John David Mercer-USA TODAY Sports /

Some Alabama Football and Texas A&M History

1942 Cotton Bowl – After going 7-2 in 1940, Alabama was unranked going into the 1941 season. The Crimson Tide rose to No. 7 in the AP Poll, before a 7-0, November loss to Vanderbilt. The Cotton Bowl pitted No. 20 Alabama vs.No. 9 Texas A&M. Alabama won in truly remarkable fashion. From Cotton Bowl records,

"Alabama made only one first down, gained just 59 yards on the ground, 16 in the air, and punted 16 times. But, the Crimson Tide scored 29 points — and won! Seven Aggie interceptions and five lost fumbles made first downs unnecessary."

The Crimson Tide had an interception return for a touchdown, a 72-yard punt return touchdown, and two, less than 25-yard touchdown drives after recovering Aggie fumbles. Alabama Football won the 1942 Cotton Bowl, 29-21. At halftime, three players, including one Tide player enlisted in the Navy. After the 1941 season, college football was significantly impacted by World War II.
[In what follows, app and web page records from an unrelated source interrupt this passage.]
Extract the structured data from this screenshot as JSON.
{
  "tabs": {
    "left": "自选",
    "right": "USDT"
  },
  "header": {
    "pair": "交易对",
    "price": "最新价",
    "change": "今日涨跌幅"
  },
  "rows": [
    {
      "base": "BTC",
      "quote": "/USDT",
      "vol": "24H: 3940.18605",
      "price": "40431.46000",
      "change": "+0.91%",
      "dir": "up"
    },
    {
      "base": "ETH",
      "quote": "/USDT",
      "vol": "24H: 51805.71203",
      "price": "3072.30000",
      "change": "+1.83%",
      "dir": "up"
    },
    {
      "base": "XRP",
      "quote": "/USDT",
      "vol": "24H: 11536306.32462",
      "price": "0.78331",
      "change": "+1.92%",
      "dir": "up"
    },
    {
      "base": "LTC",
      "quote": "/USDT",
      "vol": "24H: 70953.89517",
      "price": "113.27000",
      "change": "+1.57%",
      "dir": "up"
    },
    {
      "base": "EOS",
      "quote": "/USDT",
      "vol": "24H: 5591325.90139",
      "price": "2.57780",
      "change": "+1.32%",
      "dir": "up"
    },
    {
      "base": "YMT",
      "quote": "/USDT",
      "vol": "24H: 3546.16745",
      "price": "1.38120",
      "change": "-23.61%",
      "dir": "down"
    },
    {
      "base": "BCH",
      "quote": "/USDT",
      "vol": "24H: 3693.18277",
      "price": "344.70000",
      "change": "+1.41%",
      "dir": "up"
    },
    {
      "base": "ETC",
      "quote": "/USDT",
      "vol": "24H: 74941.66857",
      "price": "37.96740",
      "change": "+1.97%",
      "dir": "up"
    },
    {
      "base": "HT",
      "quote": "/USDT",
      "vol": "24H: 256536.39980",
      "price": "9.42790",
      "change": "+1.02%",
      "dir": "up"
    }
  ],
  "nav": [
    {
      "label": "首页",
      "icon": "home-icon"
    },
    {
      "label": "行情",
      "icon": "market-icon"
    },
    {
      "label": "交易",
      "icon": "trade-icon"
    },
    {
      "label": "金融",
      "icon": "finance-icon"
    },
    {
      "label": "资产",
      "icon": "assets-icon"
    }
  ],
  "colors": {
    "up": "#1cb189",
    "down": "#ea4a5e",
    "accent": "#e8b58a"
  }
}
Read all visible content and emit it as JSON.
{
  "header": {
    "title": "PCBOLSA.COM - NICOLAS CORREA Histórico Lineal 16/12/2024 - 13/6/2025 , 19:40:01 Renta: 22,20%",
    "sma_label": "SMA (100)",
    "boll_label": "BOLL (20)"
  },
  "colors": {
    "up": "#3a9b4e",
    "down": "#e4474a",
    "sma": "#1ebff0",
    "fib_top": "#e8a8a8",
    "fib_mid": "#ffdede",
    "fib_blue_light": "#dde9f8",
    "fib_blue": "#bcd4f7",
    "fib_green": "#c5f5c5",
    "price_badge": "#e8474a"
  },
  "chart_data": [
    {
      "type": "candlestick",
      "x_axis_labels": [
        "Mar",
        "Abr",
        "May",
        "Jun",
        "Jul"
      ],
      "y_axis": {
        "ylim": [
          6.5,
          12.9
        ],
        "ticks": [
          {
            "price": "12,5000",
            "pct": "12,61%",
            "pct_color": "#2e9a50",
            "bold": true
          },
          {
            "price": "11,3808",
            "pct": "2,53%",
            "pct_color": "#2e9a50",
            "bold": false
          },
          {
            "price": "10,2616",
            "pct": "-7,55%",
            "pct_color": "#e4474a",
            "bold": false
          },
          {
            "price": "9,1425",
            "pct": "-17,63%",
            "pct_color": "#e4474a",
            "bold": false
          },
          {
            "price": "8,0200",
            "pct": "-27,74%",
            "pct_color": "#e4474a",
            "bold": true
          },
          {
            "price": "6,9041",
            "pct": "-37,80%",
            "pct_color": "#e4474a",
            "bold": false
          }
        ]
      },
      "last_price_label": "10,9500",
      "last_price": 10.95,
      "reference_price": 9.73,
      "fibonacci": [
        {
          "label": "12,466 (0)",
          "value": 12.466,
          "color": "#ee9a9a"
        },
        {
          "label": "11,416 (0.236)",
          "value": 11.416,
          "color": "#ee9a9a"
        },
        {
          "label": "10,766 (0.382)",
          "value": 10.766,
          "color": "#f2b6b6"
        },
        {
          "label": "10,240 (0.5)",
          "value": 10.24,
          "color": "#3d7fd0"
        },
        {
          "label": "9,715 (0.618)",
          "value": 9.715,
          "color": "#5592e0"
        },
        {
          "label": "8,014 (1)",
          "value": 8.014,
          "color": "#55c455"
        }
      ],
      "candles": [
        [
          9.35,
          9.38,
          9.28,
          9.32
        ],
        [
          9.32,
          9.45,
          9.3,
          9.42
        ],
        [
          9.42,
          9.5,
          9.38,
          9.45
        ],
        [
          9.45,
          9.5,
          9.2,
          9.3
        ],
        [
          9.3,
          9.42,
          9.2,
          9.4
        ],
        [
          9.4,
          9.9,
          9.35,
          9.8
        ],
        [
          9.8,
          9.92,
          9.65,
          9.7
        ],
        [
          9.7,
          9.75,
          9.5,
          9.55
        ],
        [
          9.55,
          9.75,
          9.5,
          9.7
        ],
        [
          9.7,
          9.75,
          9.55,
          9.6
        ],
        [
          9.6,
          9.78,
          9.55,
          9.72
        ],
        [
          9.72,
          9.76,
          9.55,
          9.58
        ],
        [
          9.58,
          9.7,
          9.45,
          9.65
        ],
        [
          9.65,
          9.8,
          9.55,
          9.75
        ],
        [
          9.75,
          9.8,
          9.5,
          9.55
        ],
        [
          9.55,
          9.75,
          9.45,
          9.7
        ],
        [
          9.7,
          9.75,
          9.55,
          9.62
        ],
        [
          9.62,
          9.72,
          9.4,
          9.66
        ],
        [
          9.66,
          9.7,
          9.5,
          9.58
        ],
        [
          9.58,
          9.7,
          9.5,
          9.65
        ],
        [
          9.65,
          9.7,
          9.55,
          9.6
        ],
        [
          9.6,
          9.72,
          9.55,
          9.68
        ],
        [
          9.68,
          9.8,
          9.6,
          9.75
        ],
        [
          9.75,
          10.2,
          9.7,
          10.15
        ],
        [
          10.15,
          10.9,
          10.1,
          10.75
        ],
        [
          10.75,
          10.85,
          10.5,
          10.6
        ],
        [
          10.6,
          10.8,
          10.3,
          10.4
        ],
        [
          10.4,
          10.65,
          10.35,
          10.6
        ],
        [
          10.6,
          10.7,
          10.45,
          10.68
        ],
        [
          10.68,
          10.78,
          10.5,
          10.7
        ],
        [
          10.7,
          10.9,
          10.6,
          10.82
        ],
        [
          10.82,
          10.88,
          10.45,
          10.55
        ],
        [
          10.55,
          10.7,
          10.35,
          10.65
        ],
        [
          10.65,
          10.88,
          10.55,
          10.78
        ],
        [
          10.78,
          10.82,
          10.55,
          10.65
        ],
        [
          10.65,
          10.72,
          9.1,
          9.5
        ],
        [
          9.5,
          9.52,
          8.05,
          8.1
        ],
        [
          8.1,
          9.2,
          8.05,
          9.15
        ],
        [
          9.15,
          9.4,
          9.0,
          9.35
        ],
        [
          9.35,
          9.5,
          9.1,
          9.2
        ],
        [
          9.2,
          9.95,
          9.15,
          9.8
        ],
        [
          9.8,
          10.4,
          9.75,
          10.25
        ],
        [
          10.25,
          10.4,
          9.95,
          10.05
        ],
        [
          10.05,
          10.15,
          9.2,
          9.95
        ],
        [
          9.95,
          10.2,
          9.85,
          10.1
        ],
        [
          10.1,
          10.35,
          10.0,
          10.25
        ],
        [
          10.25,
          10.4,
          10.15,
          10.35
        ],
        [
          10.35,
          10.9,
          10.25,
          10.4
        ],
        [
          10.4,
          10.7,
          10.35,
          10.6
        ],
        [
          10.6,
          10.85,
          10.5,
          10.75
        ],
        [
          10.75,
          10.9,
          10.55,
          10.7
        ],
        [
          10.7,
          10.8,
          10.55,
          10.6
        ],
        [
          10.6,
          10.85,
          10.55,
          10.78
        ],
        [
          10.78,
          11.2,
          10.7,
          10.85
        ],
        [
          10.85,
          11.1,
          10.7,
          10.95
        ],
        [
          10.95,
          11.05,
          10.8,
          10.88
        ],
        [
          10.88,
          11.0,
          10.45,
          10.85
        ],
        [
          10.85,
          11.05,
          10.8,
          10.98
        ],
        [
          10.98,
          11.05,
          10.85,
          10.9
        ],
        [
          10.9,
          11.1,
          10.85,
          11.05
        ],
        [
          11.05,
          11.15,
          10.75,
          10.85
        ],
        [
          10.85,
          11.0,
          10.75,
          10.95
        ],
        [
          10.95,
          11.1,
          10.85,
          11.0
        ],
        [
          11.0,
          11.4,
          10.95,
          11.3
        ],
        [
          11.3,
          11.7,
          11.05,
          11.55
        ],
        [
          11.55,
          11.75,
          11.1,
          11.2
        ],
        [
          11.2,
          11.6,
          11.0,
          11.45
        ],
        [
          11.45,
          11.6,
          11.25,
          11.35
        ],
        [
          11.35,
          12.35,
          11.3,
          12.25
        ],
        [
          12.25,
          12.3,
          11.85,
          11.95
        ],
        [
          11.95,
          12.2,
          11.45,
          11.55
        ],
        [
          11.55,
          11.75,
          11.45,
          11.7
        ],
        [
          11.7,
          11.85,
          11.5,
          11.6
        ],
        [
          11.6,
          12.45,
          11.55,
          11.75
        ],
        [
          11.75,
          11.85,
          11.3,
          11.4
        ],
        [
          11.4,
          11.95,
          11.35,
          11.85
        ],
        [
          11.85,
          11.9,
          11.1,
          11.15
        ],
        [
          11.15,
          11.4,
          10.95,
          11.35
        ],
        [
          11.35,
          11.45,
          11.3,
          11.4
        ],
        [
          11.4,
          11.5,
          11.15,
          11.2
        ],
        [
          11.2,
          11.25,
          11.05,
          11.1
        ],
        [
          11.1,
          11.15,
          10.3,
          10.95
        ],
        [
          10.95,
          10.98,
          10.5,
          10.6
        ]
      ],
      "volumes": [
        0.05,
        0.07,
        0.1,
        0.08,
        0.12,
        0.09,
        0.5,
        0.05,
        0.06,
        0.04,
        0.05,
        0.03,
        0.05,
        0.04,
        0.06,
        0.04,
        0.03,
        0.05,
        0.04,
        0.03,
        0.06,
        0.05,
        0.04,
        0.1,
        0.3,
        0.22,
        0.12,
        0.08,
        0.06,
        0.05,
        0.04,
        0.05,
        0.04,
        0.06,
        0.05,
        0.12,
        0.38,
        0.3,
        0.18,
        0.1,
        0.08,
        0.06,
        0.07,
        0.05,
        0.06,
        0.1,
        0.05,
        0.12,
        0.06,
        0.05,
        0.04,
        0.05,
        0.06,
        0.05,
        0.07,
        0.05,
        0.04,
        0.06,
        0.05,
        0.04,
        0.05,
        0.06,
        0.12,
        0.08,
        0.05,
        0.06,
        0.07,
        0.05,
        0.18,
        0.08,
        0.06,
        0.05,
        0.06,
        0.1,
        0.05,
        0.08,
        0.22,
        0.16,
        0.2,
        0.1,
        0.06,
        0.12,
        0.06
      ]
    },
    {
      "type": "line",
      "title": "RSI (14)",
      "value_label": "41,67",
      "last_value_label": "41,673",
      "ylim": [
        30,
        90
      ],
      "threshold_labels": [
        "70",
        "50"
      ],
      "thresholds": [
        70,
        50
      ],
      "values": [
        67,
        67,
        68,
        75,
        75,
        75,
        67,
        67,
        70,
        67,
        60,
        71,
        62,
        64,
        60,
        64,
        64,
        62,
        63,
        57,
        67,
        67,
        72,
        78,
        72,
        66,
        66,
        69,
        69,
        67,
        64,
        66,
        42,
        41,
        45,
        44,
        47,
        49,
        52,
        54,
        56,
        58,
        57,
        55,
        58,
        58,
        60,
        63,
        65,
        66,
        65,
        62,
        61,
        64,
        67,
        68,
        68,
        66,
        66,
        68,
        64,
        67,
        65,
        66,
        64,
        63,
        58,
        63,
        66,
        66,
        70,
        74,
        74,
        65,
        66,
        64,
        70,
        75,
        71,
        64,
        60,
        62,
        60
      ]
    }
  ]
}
After winning the 1942 Cotton Bowl, the Crimson Tide finished 9-2. Decades later, in a difficult-to-justify decision, Alabama Football claimed a National Championship for the 1941 season. So it can be clumsily claimed the most unusual 1942 Cotton Bowl win, gave the Crimson Tide a championship. I have long believed the 1941 claim should have never been made and instead, a much stronger claim could have been for a 1945 Alabama Crimson Tide National Championship.